Open House at University of Aruba, 24th of March: Let’s meet Social Work & Development!

265805 Pinchos- PGB promo Banner (25 x 5 cm)-5 copy

By Linda Reijnders

ORANJESTAD – The date of 24th of March is a special one for the University of Aruba. Not only is it their Open House Day, but last year on this exact day the NVAO (Dutch-Flemish Accreditation Organization) gave their positive advice on the quality of the HBO-bachelor program Social Work and Development, Faculty of Arts & Sciences. 4th year student Tracey Werleman and lecturer Clementia Eugene are very clear about their passion for social work and Aruba Today is happy to share their words with you.

Clementia: We have 36 students in our program now for all 4 years. The studies offer a generalist orientation, upon graduation our students are capable of working in a wide variety of social service agencies. That’s said that our students do their internships in all the agencies that you can think of in Aruba.

We have students at SABA, a senior home where they work with elderly people, at the hospital as a medical social work student, at PAAZ as a mental health social workers, at SVGA where our students work with people that have limitations, at Social Affairs which is the government department where they work in different fields like youth, welfare, older persons, and we also have students at Heart Centered Leadership Foundation which is a foundation that works towards empowering young people at risk, either at their job or at school.

We also have students working at the schools as social workers and at CEDHM, Centre for Women and Development. It is very broad indeed and students get to choose what they like based on their interest and specialization. They have three opportunities to explore where their interest is strongest.

4 years program
They have a competency based program meaning the combination of knowledge, skills and attitude are integrated. The 1st year enhances a lot of knowledge courses like psychology role, critical thinking, and sociology, introduction to social work, academic reading and writing. The 2nd year courses include more skills like counseling, social work, gerontology and social practices on children and youth, while the 3rd year you learn to do social work in groups, community empowerment and managing social services.The  4rd year the courses move away from individuals and communities to look at the macro level of policy and advocacy. “We want our students not only to graduate and knock on somebody’s door but be able to work independent and have their own business”, says Clementia. There are 16 part-time lecturers teaching the students.

Unpayable Rewarding
Tracey: “A lot of people think that social work is only on a micro level like counseling, but you can also work with governments, work on community programs or create company policies. You can be a core, medical or company social worker, it is so broad! My passion for this work is to feel that you make a difference in someone’s life, it is not all about money! Clementia agrees: “This profession may not be that rewarding for the pay check at the end of the month, but the fact that you can help transform the life of somebody, give them a second change and help them get insight into the challenges they have so that they can enjoy a better quality of life: that role of the social worker is unpayable rewarding.
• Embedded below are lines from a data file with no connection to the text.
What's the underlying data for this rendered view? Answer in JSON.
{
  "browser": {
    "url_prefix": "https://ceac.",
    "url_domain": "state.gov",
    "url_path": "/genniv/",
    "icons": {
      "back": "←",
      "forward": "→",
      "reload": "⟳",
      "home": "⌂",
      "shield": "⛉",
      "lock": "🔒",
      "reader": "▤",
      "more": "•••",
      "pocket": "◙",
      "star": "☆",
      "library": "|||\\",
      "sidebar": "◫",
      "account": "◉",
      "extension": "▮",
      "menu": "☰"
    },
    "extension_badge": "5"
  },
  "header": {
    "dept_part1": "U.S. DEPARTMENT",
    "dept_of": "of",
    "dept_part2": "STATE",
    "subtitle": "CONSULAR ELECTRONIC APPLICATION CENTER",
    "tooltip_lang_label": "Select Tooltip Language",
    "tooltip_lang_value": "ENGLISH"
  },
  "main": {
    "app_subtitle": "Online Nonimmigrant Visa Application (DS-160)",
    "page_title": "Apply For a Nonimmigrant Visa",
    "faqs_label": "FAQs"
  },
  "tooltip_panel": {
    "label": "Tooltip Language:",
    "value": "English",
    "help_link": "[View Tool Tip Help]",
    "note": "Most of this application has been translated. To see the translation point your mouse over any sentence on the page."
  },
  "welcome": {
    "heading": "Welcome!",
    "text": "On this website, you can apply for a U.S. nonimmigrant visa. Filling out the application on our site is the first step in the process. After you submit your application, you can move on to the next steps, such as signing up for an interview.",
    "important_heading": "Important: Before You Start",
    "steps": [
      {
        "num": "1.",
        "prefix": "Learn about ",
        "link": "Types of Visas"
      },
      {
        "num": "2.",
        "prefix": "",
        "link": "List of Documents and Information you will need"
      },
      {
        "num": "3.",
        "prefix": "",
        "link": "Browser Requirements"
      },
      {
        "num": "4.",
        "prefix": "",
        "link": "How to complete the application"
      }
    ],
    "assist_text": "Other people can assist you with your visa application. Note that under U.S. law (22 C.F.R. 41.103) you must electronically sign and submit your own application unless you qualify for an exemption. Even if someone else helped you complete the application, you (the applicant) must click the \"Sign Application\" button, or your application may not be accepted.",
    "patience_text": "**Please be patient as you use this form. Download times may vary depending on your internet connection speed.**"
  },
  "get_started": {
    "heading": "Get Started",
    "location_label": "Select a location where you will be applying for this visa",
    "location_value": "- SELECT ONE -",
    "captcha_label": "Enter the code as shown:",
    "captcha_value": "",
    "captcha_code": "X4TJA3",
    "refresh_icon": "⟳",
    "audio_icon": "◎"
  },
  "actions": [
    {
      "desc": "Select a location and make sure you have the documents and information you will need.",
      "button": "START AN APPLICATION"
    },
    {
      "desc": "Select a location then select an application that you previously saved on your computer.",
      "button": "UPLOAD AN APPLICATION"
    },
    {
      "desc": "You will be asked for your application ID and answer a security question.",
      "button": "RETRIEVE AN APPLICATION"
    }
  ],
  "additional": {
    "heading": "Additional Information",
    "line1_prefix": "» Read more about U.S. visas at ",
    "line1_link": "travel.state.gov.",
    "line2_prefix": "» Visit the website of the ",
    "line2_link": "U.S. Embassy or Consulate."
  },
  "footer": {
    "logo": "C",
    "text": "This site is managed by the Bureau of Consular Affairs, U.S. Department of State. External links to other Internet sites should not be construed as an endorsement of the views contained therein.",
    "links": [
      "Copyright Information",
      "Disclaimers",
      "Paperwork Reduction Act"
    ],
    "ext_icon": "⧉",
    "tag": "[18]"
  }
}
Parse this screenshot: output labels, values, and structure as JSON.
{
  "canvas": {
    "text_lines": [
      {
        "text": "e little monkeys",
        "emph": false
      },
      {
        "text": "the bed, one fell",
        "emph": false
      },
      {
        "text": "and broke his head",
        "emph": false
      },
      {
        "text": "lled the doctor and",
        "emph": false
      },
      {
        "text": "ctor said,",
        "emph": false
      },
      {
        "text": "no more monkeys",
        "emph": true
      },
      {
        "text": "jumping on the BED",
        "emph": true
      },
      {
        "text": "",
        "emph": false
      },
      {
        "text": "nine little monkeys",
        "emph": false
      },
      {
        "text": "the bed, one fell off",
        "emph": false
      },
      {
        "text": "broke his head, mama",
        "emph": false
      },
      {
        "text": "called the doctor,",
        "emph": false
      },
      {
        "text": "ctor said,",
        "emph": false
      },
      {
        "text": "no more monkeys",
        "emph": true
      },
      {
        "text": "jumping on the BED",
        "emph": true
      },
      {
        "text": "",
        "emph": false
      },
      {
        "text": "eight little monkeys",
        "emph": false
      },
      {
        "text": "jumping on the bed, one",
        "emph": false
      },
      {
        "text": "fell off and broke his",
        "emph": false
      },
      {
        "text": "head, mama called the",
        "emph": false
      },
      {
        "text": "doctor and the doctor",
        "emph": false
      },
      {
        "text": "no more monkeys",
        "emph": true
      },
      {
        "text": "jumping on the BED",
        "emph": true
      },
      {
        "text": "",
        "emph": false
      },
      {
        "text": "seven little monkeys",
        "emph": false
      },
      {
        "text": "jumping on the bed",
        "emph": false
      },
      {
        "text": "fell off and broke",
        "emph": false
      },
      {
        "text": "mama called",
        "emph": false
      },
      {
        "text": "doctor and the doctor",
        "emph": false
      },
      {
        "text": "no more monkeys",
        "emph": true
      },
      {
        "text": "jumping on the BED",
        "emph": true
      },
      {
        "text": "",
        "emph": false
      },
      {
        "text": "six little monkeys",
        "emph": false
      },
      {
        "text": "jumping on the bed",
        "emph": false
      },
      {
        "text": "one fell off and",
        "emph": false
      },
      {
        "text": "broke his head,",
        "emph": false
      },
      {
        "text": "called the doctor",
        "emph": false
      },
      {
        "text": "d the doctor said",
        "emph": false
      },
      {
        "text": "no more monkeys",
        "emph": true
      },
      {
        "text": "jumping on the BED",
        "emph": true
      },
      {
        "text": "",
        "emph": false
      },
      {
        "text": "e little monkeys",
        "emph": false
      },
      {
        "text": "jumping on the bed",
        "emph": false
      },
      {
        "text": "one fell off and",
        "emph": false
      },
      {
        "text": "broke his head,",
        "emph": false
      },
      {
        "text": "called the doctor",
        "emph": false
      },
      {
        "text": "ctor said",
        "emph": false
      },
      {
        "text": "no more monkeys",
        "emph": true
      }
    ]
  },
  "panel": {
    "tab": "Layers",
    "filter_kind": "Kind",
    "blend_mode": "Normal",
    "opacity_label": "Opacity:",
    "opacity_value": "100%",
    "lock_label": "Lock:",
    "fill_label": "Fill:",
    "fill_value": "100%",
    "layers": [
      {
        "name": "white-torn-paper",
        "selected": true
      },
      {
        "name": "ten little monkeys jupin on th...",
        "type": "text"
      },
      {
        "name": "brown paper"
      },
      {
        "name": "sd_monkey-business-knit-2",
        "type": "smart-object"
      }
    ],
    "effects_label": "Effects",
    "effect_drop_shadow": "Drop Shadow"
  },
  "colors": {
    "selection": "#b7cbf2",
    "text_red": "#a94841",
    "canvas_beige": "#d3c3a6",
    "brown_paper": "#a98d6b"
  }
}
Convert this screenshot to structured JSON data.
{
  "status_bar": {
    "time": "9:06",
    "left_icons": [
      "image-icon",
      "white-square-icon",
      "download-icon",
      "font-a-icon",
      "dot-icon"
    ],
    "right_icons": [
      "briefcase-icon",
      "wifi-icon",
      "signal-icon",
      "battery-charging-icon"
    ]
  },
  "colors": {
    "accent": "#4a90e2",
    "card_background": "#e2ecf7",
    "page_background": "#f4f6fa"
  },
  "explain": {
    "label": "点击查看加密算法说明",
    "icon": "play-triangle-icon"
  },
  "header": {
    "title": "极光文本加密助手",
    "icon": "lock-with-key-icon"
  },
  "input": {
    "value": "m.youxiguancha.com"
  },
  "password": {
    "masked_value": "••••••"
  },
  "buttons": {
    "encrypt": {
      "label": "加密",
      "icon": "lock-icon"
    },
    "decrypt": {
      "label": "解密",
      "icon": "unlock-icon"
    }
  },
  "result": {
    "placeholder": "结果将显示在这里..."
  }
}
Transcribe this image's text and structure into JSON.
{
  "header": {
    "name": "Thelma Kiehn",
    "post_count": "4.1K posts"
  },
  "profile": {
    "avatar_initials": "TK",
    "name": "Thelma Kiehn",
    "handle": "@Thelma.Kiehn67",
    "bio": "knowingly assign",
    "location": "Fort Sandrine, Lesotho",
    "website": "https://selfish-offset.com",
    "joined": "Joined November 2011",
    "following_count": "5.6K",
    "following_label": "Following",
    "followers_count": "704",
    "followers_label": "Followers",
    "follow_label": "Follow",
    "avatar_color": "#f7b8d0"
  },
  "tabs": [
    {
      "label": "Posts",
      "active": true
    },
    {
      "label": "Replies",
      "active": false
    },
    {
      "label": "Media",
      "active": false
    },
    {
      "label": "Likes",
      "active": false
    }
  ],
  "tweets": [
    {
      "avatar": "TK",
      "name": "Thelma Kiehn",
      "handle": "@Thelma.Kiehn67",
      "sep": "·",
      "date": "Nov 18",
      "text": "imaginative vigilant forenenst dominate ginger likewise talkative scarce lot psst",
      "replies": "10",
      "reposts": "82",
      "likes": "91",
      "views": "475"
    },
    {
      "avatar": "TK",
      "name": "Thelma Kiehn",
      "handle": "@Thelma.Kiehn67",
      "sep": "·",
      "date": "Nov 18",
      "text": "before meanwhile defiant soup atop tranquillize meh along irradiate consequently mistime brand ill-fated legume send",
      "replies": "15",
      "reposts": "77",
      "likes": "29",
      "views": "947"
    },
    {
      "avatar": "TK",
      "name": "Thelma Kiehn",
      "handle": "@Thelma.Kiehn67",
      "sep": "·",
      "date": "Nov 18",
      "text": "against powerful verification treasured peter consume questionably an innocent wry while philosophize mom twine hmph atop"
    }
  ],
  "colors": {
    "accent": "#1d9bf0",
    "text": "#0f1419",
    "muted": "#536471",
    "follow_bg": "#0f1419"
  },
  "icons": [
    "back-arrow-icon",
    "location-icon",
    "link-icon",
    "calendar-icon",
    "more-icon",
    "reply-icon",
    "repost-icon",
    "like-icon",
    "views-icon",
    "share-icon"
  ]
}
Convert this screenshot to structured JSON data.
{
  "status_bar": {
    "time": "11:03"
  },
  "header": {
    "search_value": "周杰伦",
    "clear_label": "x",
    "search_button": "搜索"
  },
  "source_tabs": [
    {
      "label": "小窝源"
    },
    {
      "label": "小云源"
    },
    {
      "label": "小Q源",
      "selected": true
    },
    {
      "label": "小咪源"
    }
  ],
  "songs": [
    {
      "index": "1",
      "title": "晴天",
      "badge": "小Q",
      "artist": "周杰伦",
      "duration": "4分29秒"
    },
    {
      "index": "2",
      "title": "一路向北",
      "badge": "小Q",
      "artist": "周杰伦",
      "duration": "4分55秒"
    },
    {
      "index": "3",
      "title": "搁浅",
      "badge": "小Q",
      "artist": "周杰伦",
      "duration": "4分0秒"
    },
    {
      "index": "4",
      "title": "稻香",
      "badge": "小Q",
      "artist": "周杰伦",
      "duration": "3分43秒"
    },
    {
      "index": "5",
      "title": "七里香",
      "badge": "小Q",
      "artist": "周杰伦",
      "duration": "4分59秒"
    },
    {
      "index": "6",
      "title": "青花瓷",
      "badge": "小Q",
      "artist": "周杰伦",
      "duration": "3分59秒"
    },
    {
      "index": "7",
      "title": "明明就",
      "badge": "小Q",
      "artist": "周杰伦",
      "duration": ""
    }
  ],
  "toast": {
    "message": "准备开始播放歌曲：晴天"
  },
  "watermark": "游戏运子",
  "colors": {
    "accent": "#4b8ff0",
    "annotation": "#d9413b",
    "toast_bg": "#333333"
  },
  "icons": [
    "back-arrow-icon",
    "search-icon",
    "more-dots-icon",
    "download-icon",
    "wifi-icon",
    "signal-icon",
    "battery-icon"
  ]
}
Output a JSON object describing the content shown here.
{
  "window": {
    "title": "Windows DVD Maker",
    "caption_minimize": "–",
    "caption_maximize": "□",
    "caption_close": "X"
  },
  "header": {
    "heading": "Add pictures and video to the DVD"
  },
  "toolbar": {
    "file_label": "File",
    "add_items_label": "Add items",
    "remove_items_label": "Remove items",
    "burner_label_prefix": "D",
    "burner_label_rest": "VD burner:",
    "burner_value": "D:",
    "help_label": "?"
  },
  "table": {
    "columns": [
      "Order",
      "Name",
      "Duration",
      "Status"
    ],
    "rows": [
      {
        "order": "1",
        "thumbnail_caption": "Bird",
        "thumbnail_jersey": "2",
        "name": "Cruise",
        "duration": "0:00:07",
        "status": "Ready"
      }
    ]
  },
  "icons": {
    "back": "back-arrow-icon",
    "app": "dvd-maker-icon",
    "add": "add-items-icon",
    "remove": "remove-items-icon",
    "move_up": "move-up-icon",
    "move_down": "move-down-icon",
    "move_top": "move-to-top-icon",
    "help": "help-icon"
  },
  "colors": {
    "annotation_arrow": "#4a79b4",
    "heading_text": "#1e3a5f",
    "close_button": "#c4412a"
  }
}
” We cannot underestimate the fact that there is the One Happy Island part, but also a lot of social issues from child abuse to domestic violence to poverty to abuse of alcohol and drugs or gambling. “Even suicidal issues, depressions, mental health problems are growing, so we need a category of social help workers to help give those individuals the coping strategies, the skills they need and the hope that they can live a better quality life.” Clementia emphasizes that the faculty welcomes everybody to come and talk to students and lecturers on March 24th. “We need to interest men and foreign students too. And we will, so they
can see that social work is changing to another dimension.”